Several differences in hypertension prevalence between men and women were also found, including the following:
- The prevalence of hypertension was >50% for women in two countries, and men in nine countries.
- The prevalence of age-standardized hypertension was lowest in Canadian and Peruvian men and women.
- In women, the prevalence of age-standardized hypertension was lowest in Taiwan, South Korea, Japan, and some western European countries, including Switzerland, Spain, and the U.K.
- In men, the prevalence of age-standardized hypertension was lowest in low- and middle-income countries including Eritrea, Bangladesh, Ethiopia, and the Solomon Islands.
- Hypertension control rates among those with known hypertension in 2019 were low, at 23% for women and 18% for men.
- Treatment rates in Nepal, Indonesia, and some sub-Saharan Africa and Oceania countries were dismal, at ˂25% for women and ˂20% for men.
- Control rates were below 10% for women and men in the above countries, and for men in some countries in north Africa, central and south Asia, and eastern Europe.
“The data presented by the NCD-RisC show the importance of seeing the country-level data to gain a better understanding of the similarities and differences in prevalence, treatment, and control. Although the findings show some patterns common to economic regions of the world, there are also many outliers,” wrote Tu N. Nguyen, MD, PhD, and Clara K. Chow, PhD, both of the Westmead Applied Research Centre, University of Sydney, Australia, in an accompanying editorial.
Importantly, the global control rate of about 20%, was “consistent or slightly improved compared with previous global reports,” they noted. But gaps and differences in these rates were numerous and varied greatly.

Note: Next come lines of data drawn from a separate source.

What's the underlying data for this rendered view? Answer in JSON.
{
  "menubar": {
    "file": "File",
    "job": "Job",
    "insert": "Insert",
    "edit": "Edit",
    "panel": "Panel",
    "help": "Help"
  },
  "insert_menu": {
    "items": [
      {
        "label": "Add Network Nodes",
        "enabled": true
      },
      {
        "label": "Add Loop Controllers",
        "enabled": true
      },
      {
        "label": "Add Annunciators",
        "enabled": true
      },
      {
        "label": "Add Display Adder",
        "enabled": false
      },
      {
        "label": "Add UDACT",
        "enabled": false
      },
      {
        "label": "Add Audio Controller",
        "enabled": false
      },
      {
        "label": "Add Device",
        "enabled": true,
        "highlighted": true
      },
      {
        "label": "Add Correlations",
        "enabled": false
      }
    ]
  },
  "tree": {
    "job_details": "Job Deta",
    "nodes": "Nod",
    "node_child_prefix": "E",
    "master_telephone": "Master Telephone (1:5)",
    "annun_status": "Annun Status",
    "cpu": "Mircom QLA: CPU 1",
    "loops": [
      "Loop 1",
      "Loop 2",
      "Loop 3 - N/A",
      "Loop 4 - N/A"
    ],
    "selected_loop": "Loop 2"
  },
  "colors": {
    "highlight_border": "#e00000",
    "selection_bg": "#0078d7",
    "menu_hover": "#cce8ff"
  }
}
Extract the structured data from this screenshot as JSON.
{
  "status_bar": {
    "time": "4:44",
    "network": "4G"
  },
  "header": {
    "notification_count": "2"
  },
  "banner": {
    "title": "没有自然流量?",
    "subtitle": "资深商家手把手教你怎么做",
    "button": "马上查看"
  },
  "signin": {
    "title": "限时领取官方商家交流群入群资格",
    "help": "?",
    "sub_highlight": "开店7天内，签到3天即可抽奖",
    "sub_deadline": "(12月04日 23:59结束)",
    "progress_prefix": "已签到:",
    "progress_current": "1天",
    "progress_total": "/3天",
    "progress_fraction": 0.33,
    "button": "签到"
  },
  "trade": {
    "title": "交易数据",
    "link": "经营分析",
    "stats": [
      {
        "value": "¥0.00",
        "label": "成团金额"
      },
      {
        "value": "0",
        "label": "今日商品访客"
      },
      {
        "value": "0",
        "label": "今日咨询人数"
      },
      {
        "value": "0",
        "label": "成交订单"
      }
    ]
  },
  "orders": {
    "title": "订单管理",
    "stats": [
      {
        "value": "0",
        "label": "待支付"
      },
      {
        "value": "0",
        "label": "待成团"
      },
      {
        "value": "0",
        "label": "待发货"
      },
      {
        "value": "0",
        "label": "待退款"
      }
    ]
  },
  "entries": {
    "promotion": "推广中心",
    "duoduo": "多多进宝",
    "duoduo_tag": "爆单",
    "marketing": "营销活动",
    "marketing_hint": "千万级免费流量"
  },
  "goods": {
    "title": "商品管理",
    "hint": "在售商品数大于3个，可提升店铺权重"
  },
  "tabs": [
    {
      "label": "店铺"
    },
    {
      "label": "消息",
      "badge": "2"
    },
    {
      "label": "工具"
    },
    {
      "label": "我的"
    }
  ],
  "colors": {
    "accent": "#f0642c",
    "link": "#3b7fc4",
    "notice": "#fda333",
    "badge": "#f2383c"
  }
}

Nguyen and Chow also touched on the strengths of this analysis, which included researchers’ inclusion of 1,200 population-based studies with 104 million participants from 184 countries, as well as their use of a Bayesian hierarchical model in estimating hypertension prevalence, treatment, and control rates by country, year, and age. But, they added, “these are still estimates based on the best available data.”
In addition, they highlighted several concerns brought to light by these results.
“The disappointing message of this study, however, is that despite much research, health systems, and global policy efforts, progress has been slow in the global control of hypertension. There is an urgent need for a transformation and innovative approaches to reduce the burden of hypertension globally. We need better strategies to increase diagnosis and management, leveraging primary care or existing systems or identifying new methods to engage consumers in blood pressure management,” they wrote, adding that “… the standstill in global prevalence and the global control rates of approximately 20% should serve as an important global wake-up call that cardiovascular disease is going to be a main burden of disease for many years to come, especially if we carry on like this.”
Over 1.2 billion people worldwide have hypertension, while the global control rate remains at approximately only 20%.
Nearly half of men and women with hypertension throughout the world are unaware of their condition, and over 50% of those who were aware were not treated.
Liz Meszaros, Deputy Managing Editor, BreakingMED™
This study was funded by the World Health Organization.
Nguyen reported no disclosures.
Chow has received grants from the Australian National Health and Medical Research Council, outside the area of work commented on here, and is one of the inventors of a patent on low fixed-dose combination products for the treatment of cardiovascular or cardiometabolic disease, but has no direct financial interests in these patent applications or investments.
Cat ID: 6
Topic ID: 74,6,730,6,192,925